The EPA has opened hearings on the safety of the farm herbicide atrazine and some Minnesota farmers are defending the product.
The Natural Resources Defense Council says atrazine is known to be harmful to wildlife and probably to humans. The herbicide is used primarily to kill grassy and broadleaf weeds in corn fields. Atrazine is the most commonly detected water pollutant in U.S. agricultural regions.
But Warren Formo with the Minnesota Agricultural Water Coalition, said the trend is improving.
"Educational efforts and best management practices developed by farmers and organizations have helped to reduce the concentrations of atrazine in our waters," Formo said.
Tim Dritz, vice president of the Minnesota Corn Growers Association, said atrazine already cleared exhaustive studies.
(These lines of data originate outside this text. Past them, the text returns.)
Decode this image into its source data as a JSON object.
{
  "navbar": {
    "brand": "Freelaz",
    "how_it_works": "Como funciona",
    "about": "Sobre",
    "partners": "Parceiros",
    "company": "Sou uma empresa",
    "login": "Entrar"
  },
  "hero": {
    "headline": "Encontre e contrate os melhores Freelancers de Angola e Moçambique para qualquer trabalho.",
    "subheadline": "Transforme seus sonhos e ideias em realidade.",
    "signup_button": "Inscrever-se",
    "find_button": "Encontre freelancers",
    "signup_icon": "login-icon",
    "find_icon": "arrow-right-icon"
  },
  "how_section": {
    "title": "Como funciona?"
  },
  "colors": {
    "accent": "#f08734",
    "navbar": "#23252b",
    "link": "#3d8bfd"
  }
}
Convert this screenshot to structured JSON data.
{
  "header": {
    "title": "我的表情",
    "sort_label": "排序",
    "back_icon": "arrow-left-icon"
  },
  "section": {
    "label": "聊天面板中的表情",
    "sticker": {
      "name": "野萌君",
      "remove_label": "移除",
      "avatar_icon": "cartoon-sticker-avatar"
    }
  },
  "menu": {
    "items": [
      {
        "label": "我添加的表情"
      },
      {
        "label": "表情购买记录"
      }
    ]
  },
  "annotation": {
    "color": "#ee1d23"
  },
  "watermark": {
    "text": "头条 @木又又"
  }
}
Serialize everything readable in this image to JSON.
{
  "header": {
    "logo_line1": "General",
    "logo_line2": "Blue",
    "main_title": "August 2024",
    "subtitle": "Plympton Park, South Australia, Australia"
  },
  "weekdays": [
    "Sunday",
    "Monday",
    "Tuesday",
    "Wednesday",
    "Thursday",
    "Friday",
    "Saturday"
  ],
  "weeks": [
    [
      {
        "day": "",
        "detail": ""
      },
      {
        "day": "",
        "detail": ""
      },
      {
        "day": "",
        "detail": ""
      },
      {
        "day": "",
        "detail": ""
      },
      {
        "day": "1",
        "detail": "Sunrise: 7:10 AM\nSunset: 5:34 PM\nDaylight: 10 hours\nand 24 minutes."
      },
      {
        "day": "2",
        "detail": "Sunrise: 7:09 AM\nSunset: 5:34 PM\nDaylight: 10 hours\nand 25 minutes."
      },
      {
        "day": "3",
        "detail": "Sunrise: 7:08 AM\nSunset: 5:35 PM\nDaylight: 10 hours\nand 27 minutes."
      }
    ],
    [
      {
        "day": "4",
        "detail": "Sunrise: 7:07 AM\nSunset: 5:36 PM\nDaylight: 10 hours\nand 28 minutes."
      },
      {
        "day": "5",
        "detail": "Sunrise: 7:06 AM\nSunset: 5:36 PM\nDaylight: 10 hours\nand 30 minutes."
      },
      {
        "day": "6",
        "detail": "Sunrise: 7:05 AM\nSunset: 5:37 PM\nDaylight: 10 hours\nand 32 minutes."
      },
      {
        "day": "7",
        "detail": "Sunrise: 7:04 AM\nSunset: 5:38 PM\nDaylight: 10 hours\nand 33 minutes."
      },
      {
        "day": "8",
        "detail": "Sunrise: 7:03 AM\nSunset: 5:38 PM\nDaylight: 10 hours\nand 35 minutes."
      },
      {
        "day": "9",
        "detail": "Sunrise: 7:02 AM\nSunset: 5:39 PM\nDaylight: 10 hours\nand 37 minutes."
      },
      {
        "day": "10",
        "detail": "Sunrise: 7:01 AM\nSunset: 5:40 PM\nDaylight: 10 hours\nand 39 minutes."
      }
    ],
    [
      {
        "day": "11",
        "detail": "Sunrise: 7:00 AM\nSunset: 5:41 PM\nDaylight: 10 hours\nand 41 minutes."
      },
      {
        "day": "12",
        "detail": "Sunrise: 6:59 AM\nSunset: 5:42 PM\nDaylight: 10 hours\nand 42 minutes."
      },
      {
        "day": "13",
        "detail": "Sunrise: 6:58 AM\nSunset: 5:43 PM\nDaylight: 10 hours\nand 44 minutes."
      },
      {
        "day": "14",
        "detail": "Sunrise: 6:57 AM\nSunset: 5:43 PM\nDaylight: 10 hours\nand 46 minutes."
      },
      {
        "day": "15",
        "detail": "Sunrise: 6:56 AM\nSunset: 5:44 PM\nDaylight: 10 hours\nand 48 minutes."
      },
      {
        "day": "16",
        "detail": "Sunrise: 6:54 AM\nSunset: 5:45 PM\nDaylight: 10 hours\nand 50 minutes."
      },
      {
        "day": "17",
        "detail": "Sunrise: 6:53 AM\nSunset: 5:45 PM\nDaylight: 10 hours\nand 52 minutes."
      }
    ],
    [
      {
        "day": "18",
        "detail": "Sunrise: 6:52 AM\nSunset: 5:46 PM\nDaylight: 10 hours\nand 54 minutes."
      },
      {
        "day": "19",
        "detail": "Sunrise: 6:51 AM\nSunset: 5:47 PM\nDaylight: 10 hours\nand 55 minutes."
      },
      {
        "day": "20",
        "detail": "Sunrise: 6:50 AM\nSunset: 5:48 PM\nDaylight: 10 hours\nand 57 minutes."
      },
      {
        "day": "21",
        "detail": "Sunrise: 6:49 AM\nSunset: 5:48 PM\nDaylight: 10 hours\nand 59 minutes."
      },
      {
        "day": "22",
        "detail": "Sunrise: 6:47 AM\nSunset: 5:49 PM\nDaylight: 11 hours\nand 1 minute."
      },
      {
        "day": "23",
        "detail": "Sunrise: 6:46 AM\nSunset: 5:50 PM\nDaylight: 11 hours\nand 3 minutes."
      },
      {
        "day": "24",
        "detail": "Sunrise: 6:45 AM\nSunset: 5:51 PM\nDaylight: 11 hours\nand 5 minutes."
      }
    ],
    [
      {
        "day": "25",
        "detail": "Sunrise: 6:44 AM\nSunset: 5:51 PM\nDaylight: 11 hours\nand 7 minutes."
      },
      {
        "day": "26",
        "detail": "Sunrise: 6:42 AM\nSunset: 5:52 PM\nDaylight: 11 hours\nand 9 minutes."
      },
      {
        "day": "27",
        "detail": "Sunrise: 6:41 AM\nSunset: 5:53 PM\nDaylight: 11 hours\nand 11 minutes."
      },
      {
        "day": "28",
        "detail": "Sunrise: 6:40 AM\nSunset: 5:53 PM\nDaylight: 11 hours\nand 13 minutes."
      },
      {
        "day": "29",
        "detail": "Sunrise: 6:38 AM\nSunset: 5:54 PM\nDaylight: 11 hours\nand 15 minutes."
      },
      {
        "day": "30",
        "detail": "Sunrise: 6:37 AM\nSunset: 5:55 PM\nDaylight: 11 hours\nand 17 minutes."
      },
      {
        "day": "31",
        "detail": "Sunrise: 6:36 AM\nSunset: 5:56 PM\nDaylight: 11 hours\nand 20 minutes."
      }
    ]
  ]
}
He said the herbicide is a key component in modern farming practices intended to save fuel and conserve soil.
"I personally use atrazine once in a while," Dritz said. "We have switched to conservation tillage practices over the last couple of years including strip-till and no-till. And on those acres weed control is tougher to do than in conventional tillage. You're no longer wiping them out mechanically as a lot of people do."